● **Exercise**:
Report each line of the entries that includes "사용됩니다" by copying it.

'''

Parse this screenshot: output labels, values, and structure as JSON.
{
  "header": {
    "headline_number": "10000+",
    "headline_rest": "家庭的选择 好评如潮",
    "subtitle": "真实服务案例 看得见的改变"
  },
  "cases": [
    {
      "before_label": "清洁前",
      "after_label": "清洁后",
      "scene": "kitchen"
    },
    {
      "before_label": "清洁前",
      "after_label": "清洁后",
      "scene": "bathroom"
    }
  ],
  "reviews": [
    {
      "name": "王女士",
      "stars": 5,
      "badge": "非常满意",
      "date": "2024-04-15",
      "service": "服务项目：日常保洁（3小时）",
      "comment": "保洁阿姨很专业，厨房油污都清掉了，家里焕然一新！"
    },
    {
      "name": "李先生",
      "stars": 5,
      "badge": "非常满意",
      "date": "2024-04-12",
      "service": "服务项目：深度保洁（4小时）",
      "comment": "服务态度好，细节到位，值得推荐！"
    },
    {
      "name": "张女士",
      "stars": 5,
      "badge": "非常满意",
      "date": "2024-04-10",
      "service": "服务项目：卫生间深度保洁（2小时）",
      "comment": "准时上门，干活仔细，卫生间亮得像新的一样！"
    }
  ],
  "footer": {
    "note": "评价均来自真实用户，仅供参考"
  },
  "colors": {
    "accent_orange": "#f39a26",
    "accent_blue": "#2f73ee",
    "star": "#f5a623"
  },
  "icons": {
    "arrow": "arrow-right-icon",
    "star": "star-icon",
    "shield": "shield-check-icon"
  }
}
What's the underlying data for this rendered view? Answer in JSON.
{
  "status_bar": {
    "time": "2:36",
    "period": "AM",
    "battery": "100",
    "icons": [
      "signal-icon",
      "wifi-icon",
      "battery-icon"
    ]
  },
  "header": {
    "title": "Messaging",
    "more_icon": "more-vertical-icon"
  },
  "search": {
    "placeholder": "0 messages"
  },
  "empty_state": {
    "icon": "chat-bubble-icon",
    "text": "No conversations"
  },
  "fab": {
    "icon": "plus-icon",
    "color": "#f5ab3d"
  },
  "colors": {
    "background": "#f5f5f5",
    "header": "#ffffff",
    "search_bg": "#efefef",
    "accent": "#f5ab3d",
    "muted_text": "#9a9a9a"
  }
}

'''
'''

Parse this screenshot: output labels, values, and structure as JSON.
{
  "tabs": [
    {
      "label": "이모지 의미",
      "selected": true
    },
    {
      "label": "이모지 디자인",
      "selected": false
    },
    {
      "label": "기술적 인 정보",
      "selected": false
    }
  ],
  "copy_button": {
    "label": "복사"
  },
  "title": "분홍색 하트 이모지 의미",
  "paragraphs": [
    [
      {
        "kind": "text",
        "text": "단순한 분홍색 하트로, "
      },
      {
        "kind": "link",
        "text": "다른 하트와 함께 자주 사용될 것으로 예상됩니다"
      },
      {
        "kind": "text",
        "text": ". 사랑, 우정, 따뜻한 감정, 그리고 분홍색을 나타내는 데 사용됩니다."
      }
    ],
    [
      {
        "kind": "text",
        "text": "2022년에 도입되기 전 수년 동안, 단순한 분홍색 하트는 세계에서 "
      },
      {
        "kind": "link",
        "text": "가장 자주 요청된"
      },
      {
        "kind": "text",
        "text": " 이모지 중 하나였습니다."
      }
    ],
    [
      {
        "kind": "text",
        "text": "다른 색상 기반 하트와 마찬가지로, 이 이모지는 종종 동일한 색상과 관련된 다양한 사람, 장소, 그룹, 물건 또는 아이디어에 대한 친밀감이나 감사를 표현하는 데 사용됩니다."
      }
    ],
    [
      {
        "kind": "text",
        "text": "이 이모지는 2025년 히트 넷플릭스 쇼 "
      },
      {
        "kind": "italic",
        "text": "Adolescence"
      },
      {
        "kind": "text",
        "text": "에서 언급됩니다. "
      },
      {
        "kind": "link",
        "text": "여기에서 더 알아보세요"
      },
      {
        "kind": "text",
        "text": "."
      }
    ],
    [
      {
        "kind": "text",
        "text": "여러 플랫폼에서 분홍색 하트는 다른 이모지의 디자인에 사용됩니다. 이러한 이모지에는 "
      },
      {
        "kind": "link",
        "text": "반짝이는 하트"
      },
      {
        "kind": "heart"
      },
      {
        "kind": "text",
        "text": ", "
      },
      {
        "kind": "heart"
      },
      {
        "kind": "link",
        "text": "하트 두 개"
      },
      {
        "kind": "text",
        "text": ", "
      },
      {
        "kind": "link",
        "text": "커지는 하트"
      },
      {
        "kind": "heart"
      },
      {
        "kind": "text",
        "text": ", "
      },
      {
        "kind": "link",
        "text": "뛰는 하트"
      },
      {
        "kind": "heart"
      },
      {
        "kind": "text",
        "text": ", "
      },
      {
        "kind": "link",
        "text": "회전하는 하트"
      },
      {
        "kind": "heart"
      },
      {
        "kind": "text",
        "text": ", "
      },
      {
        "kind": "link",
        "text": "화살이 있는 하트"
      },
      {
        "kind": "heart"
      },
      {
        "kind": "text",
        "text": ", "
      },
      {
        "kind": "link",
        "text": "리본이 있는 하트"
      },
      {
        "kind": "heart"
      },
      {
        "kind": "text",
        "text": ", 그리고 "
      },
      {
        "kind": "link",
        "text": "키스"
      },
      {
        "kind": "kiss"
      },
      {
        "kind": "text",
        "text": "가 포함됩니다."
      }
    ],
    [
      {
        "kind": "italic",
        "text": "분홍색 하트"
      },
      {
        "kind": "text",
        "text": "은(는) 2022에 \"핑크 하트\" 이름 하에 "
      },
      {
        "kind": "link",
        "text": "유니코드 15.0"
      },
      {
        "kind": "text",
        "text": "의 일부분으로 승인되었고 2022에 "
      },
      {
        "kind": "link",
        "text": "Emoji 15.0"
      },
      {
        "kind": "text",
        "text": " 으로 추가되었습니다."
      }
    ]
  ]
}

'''

● **Final answer**:
        "text": ". 사랑, 우정, 따뜻한 감정, 그리고 분홍색을 나타내는 데 사용됩니다."
        "text": "다른 색상 기반 하트와 마찬가지로, 이 이모지는 종종 동일한 색상과 관련된 다양한 사람, 장소, 그룹, 물건 또는 아이디어에 대한 친밀감이나 감사를 표현하는 데 사용됩니다."
        "text": "여러 플랫폼에서 분홍색 하트는 다른 이모지의 디자인에 사용됩니다. 이러한 이모지에는 "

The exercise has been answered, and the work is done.